Strange how memories work
This post was originally written as an email to an Aussie friend after an action packed weekend to small town Mount Magnet in remote Western Australia in October 2000. I recently came across it in my Memories file.
>At 05:52 PM 30/10/00 -8, you wrote:
I was driving home from work tonight while listening to CBC. It was
featuring a phone in show and people were talking about attention
getting methods. One story in particular brought a tear and smile as I listened.
You’ll soon understand why.
A lady who grew up on the Canadian prairies was talking about her father’s special four note whistle. He would use it to call the kids in from playing or to gather them up from an outing. Over the years it was a constant identifiable sound that meant Dad was calling and wanted them home. There were five children in her family and every time any one of them heard that special whistle their heads would pop up like gophers.
One particular time long after she became an adult she was curling
in a large bonspiel in Regina, Saskatchewan. It was a serious
competition and she was very focussed on her game. Out of the
blue she heard that four note whistle. Up popped her head and
there he was. Her dad had just made it to the rink after a long drive
from Winnipeg in the next province over.
For some reason all of this reminded me of my Dad’s WHOOP!
We all knew it was him and we all knew that he was trying to get
our attention. It was a clearly identifiable sound that carried a
LONG ways over the Saskatchewan prairie and it meant he was
calling us. Our heads would pop up like gophers and we too would
answer or move to join him.
Strange how memories work.
Things like this broadside me occasionally. I miss my dad.
When I was bouncing around in a 4×4 on a sheep station in the
outback with kangaroos hopping all around us I thought Dad would
have loved this. Even people getting out to open the gates as we
moved across the sheep station brought back memories. I was
often the gate opener when I was growing up. Cattle ranching and
sheep rearing aren’t all that different.
Our experience in Mt. Magnet in Western Australia felt
comfortable. Like going home. The town had that small town feel

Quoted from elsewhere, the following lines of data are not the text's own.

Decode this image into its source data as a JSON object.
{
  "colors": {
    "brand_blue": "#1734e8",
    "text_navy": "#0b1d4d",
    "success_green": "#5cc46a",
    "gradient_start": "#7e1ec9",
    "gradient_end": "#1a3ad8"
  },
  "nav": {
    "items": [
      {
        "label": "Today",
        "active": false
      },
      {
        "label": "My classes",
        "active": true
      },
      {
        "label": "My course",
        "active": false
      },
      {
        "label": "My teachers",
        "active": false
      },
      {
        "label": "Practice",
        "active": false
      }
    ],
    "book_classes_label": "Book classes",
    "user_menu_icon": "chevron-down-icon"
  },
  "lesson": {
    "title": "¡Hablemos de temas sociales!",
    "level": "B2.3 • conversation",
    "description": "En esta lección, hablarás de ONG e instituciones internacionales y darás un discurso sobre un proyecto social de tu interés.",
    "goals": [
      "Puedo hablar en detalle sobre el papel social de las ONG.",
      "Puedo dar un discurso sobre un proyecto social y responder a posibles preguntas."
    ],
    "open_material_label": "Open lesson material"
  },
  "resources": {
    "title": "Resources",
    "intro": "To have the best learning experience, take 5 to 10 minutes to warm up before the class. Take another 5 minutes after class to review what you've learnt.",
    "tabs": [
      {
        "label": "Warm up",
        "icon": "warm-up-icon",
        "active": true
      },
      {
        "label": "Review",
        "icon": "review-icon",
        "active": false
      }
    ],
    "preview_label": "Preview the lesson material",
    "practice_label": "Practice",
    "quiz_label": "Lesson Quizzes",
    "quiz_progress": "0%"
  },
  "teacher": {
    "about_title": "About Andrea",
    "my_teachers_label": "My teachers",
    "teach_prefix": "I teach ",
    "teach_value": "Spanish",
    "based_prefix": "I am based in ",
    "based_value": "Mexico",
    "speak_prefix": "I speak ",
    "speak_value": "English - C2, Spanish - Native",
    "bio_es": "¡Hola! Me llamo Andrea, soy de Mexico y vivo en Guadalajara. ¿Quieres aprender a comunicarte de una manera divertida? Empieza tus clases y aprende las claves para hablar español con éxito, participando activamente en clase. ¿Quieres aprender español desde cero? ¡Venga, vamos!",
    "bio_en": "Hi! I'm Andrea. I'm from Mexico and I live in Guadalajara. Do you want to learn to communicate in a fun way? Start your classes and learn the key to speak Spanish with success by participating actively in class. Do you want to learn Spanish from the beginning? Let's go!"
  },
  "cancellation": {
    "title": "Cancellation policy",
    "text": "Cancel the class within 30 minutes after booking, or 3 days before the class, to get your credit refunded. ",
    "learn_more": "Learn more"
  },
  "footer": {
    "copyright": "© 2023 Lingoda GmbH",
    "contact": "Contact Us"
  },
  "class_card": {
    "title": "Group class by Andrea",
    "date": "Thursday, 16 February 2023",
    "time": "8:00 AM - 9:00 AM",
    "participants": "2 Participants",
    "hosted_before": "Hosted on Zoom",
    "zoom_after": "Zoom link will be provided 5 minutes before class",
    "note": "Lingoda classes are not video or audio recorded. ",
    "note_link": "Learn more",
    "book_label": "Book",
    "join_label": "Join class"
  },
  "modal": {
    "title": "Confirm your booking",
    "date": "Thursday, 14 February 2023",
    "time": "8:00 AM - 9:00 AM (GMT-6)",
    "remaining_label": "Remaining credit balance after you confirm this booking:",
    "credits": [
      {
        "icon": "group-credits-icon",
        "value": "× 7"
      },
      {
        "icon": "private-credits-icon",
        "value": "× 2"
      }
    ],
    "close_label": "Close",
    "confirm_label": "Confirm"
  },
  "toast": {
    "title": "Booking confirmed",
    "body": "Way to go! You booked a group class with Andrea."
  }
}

and the horse races felt like our agricultural fair. Helping out at the
barbecue was just like helping out at the fair.
Even picking the best dressed man and woman had special
meaning. I know how this small town stuff works. This can be a
minefield task. We did well and happened to pick one fellow who
had volunteered his time for four hours the day before. Volunteer
recognition is important in small towns. Our other choice pleased
the older crowd and made an older lady’s day.
Growing up on a cattle ranch on the Canadian prairies surrounded
by grain fields and pasture is physically different from the
Australian outback with its shrub brush and the red soil but it still
felt like going home.
Even the dance felt familiar. People were friendly, having a good
time and stood around outside the doors during the breaks. Just
I may have lived in a city for the last 3 and half decades but that one weekend
in Mt. Magnet brought the childhood memories flooding back. It
was one of the more memorable times of our entire trip.
Strange how memories work.
Joan grew up in rural Saskatchewan near the small town of Nokomis, the eldest daughter of Ed and Betty Kerr.